§ **Try it**
Copy each line of the data below in which the word "time" can be found.

§ **Data records**
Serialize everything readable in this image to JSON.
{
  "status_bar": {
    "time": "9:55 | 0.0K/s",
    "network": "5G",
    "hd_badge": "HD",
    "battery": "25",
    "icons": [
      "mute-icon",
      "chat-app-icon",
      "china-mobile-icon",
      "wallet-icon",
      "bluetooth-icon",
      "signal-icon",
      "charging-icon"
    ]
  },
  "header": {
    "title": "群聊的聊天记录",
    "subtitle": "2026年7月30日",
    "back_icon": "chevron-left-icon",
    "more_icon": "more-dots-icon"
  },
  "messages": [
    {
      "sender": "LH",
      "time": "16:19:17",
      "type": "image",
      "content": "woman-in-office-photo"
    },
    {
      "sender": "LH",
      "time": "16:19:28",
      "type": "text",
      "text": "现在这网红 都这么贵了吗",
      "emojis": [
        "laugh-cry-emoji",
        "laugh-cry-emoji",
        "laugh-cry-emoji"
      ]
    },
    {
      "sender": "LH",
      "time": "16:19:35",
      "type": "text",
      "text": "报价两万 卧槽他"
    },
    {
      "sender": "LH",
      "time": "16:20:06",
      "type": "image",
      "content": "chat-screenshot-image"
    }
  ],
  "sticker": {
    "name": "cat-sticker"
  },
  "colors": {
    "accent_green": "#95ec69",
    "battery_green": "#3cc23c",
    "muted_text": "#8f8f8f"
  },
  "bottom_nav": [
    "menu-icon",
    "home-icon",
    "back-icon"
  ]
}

§ **Response to this exercise**
    "time": "9:55 | 0.0K/s",
      "time": "16:19:17",
      "time": "16:19:28",
      "time": "16:19:35",
      "time": "16:20:06",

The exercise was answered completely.